▶ **Your instructions**: Your answer must consist solely of the lines from the one containing "Parse this screenshot: output" through the last line of the records below, reproduced exactly, with all pictures omitted.

Stored records:

=== Begin Enclosure ===

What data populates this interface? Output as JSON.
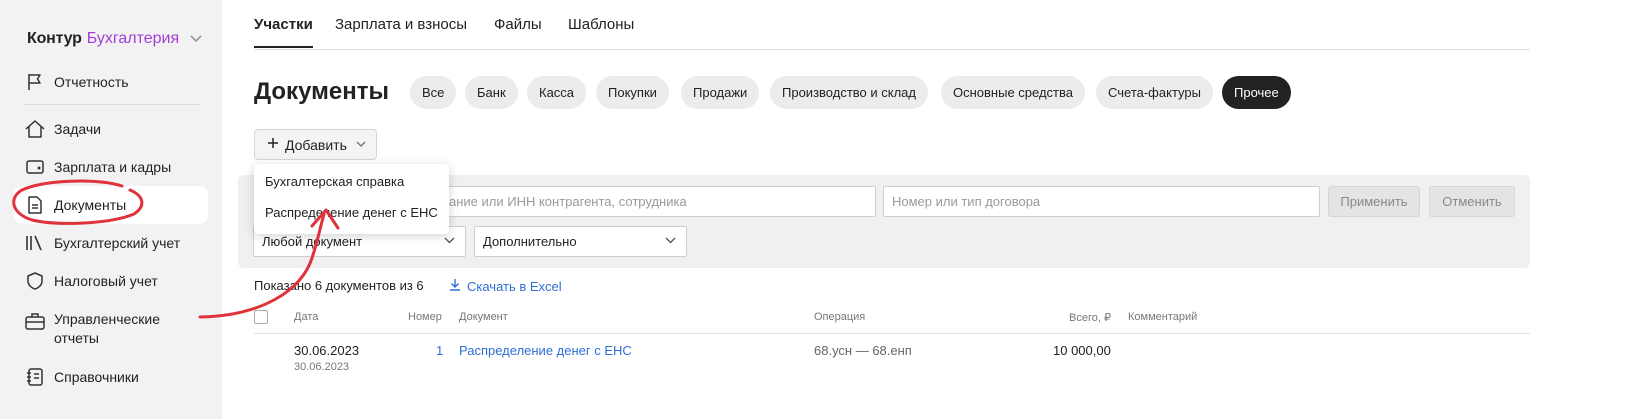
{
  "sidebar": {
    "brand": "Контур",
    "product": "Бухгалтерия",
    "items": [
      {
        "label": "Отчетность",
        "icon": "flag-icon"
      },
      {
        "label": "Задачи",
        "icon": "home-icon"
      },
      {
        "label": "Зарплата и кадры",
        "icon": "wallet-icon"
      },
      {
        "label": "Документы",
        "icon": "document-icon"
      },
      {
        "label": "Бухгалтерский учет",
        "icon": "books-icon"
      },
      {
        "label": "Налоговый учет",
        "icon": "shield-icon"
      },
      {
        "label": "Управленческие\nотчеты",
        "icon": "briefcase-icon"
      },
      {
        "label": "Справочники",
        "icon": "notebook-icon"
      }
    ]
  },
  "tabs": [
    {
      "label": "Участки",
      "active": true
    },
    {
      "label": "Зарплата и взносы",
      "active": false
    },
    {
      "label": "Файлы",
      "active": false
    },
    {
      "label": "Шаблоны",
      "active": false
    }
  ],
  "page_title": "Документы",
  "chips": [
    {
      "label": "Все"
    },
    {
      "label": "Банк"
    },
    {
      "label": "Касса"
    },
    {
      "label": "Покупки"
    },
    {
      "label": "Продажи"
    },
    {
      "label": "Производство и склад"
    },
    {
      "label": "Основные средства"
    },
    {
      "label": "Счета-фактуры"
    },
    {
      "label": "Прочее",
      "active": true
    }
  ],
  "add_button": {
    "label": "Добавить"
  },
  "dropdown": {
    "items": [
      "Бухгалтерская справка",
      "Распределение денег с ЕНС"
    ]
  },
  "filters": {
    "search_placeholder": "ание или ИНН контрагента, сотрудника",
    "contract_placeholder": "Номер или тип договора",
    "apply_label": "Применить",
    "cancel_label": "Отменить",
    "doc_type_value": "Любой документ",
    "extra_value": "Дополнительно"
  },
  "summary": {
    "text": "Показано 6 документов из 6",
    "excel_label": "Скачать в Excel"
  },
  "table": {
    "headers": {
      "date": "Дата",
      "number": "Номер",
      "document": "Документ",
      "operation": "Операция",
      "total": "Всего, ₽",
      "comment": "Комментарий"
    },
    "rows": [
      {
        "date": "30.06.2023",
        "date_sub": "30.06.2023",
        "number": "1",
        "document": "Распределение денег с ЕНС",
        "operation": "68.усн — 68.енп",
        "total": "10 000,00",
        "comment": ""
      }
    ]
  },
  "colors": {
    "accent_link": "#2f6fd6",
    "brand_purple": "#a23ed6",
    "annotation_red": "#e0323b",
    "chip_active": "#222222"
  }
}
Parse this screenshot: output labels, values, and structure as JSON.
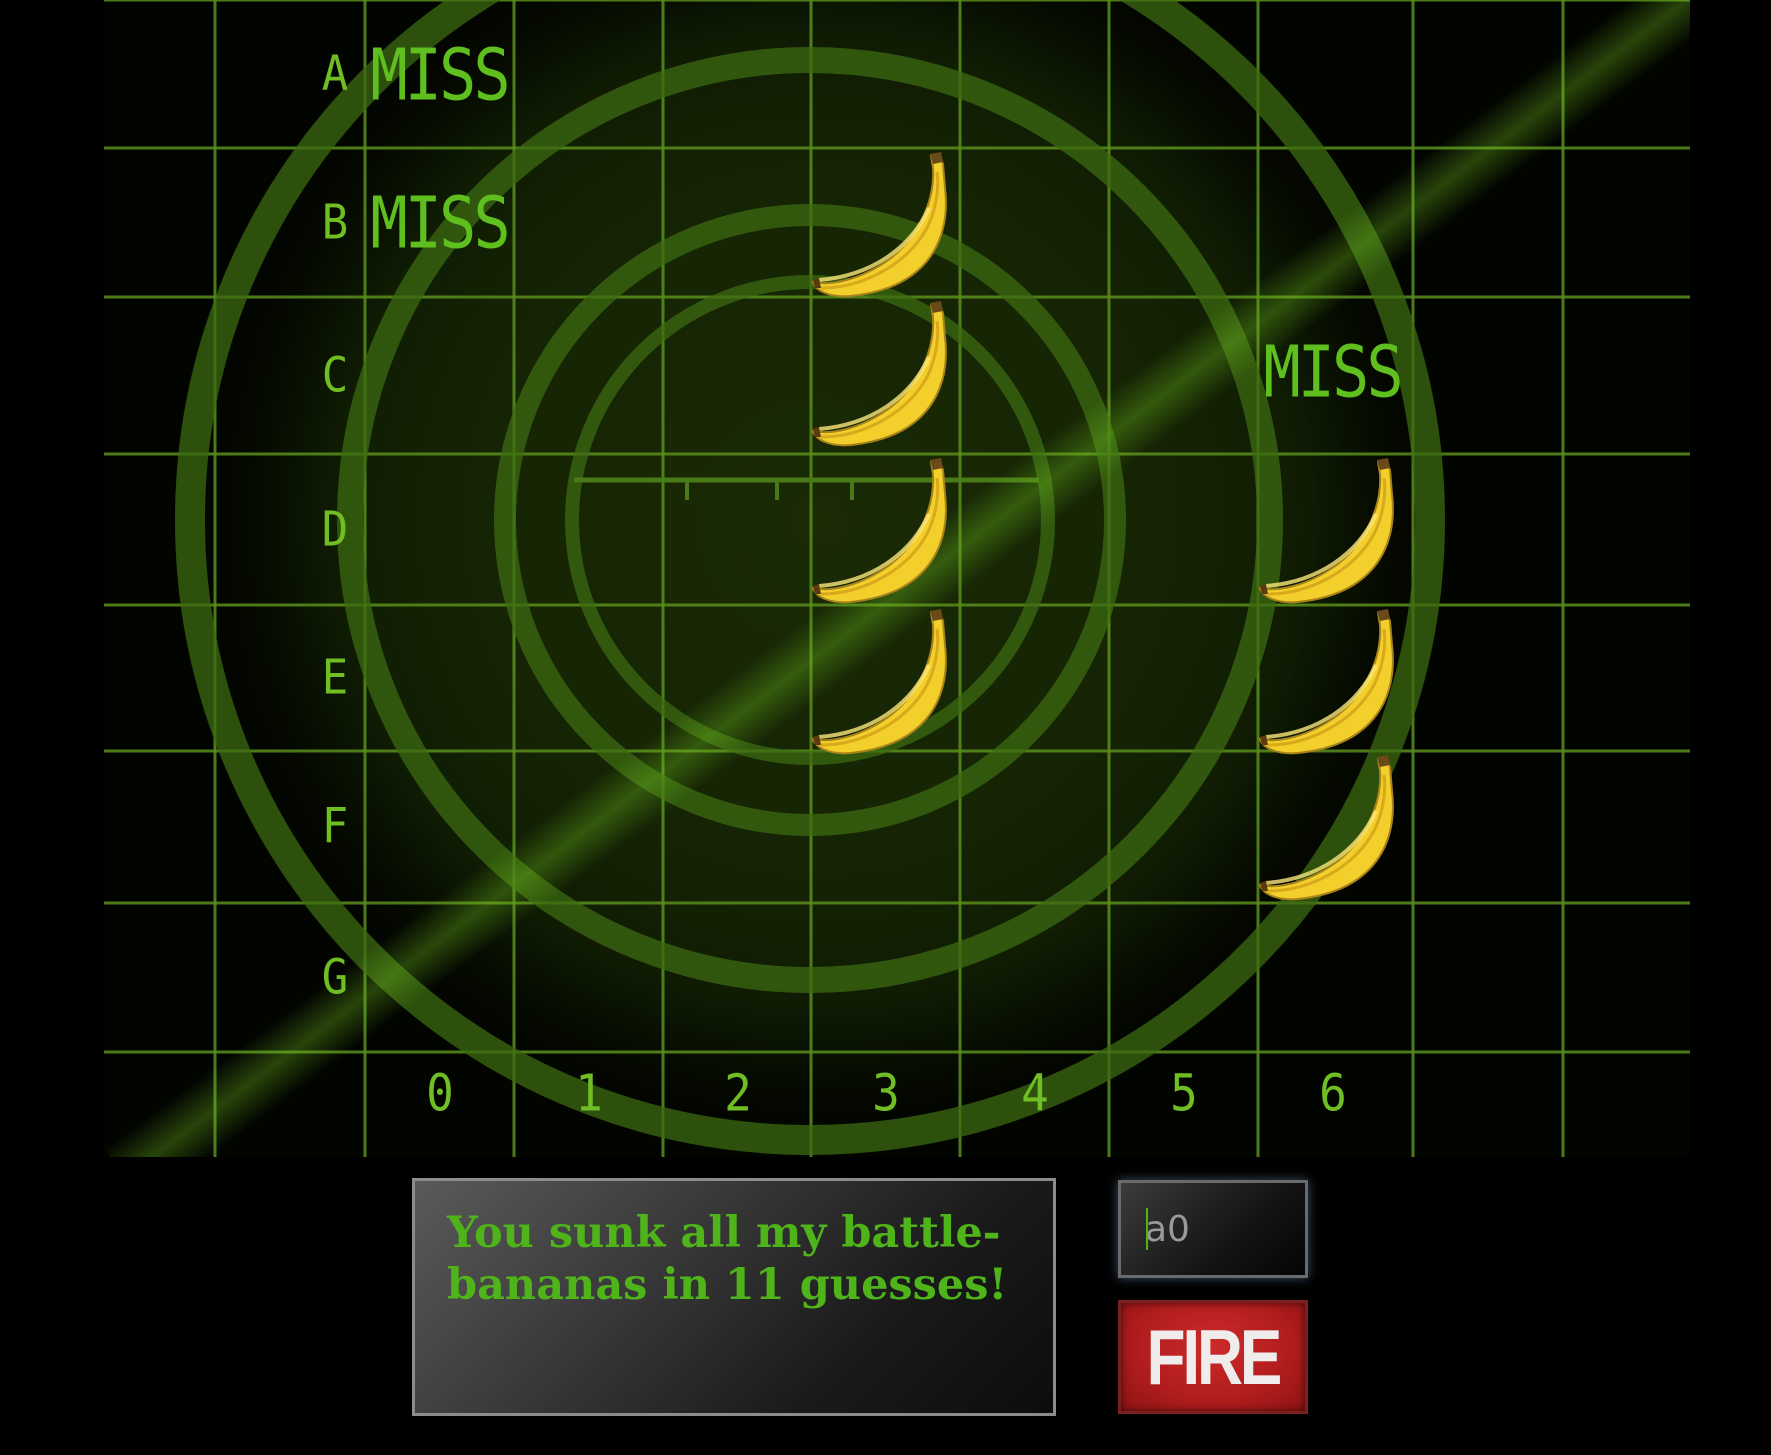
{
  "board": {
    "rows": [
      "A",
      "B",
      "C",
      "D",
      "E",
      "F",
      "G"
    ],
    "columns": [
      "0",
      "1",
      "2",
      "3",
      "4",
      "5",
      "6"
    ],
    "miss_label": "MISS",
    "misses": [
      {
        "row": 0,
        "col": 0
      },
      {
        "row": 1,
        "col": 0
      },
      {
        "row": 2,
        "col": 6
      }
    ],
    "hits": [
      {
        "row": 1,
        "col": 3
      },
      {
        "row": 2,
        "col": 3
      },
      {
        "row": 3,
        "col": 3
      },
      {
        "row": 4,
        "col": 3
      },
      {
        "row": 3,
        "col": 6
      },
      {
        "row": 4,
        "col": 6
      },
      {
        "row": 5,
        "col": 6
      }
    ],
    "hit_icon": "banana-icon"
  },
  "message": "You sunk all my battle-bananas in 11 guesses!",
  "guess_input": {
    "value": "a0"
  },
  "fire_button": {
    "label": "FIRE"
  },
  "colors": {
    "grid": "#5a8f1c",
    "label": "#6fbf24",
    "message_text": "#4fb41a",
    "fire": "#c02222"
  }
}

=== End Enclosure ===

▶ **Response**:
Parse this screenshot: output labels, values, and structure as JSON.
{
  "board": {
    "rows": [
      "A",
      "B",
      "C",
      "D",
      "E",
      "F",
      "G"
    ],
    "columns": [
      "0",
      "1",
      "2",
      "3",
      "4",
      "5",
      "6"
    ],
    "miss_label": "MISS",
    "misses": [
      {
        "row": 0,
        "col": 0
      },
      {
        "row": 1,
        "col": 0
      },
      {
        "row": 2,
        "col": 6
      }
    ],
    "hits": [
      {
        "row": 1,
        "col": 3
      },
      {
        "row": 2,
        "col": 3
      },
      {
        "row": 3,
        "col": 3
      },
      {
        "row": 4,
        "col": 3
      },
      {
        "row": 3,
        "col": 6
      },
      {
        "row": 4,
        "col": 6
      },
      {
        "row": 5,
        "col": 6
      }
    ],
    "hit_icon": "banana-icon"
  },
  "message": "You sunk all my battle-bananas in 11 guesses!",
  "guess_input": {
    "value": "a0"
  },
  "fire_button": {
    "label": "FIRE"
  },
  "colors": {
    "grid": "#5a8f1c",
    "label": "#6fbf24",
    "message_text": "#4fb41a",
    "fire": "#c02222"
  }
}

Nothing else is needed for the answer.